July 13, 2008 |
LA AT 50: One in a series marking 50 years of the Dodgers in L.A. -- It was 21 years ago and it remains as clear as yesterday. Al Campanis imploded on national TV, and both the Dodgers and baseball swayed wildly for a while. A baseball team's public-relations nightmare became an entire sport's. What happened that night has been well documented. How it got so quickly to the Los Angeles public that hadn't seen the show, with that speed carrying great impact, has not been.
January 22, 2000
If Al Campanis had to go, John Rocker has to go. Fair is fair. MIKE McDONALD North Hills
July 4, 1998
We have now read the commentaries and eulogies surrounding the recent passing of Al Campanis. Almost all talk about how much he did for black and Hispanic ballplayers and how he didn't have a racist bone in his body. But isn't this exactly the point? If it had been Marge Schott who made the comments that Campanis made on "Nightline," they could have been dismissed as the idle thoughts of a nut. But instead we had Al Campanis--a friend of the black ballplayer--who made the comments that blacks may have lacked the necessities to be major league managers.
June 27, 1998

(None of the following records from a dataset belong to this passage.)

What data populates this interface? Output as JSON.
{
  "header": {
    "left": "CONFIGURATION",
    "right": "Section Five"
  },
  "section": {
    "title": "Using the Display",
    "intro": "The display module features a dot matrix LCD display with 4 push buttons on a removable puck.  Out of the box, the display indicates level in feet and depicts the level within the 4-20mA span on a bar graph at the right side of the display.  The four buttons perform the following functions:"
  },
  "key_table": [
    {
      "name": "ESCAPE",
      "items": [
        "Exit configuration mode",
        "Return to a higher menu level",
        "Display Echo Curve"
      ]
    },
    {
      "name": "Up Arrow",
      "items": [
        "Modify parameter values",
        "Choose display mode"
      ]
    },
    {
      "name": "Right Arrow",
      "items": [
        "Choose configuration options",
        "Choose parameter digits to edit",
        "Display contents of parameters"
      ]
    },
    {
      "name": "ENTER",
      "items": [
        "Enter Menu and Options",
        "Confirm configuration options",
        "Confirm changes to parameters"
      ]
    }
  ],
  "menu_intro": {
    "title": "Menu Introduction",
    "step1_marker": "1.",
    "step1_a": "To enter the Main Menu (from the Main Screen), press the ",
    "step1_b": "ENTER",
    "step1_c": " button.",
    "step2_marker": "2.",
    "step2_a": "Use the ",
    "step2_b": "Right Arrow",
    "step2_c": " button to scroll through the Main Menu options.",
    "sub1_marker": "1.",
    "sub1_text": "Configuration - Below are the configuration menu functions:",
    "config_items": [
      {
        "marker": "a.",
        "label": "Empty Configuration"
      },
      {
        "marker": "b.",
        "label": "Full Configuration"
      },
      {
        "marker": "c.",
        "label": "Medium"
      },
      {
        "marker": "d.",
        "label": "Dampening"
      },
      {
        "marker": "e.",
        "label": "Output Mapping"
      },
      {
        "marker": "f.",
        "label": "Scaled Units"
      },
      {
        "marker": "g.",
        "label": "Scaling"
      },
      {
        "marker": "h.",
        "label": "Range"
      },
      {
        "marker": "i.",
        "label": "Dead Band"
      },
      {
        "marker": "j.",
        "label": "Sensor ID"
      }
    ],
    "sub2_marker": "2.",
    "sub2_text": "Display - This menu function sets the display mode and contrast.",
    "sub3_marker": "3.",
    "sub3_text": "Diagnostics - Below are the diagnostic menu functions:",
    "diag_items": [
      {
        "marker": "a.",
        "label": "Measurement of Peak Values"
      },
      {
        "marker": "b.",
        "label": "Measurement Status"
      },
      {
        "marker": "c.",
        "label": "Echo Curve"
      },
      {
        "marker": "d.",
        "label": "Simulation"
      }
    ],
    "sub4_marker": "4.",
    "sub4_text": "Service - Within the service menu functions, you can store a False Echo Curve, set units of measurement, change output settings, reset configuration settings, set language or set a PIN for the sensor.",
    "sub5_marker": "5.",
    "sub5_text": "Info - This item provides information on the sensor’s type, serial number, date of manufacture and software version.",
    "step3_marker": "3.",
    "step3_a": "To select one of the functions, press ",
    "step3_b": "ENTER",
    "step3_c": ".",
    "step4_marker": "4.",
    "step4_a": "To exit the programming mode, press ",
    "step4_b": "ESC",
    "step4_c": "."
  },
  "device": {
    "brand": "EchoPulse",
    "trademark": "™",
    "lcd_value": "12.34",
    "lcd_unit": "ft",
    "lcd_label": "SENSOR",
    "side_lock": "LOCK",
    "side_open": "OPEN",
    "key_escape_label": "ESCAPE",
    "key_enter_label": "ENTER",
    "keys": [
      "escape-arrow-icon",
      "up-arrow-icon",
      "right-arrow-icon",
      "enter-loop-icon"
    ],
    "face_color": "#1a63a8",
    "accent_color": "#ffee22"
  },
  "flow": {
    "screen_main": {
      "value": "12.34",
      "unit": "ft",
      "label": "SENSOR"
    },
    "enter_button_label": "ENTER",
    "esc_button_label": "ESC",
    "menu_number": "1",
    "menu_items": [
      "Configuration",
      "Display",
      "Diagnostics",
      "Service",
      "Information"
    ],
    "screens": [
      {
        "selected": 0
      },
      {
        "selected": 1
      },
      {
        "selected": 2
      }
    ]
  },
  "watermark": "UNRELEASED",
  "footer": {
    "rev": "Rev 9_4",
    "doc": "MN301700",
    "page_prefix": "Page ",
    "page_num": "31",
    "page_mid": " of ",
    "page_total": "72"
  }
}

It is a sad commentary on society that Al Campanis spent his last years in exile from baseball. No one ever did more to help African Americans, Latinos and all athletes to play major league baseball. He was banished because a seasoned interviewer cornered him into saying things he did not mean or believe. The fans, players, Dodger management and leaders of majority and minority groups should have had more backbone and screamed loud in support of Campanis. Instead we succumbed to the powerful winds of political correctness rather than the calmer winds of correctness and the truth.
June 27, 1998 |
Hall of Fame pitcher Sandy Koufax and an array of baseball luminaries attended funeral services in Fullerton on Friday for former Dodger general manager Al Campanis, who died of coronary disease Sunday at 81.
June 22, 1998 |
Two years before their paths were to cross on the "Nightline" program that has forever been engraved in the lore of major league baseball, Al Campanis and Roger Kahn had a moment in time that left Kahn forever grateful. And so it was with a sense of sadness, as well as irony, that the world-famous author of "The Boys of Summer" talked about Campanis, who died Sunday, at the age of 81. On Father's Day.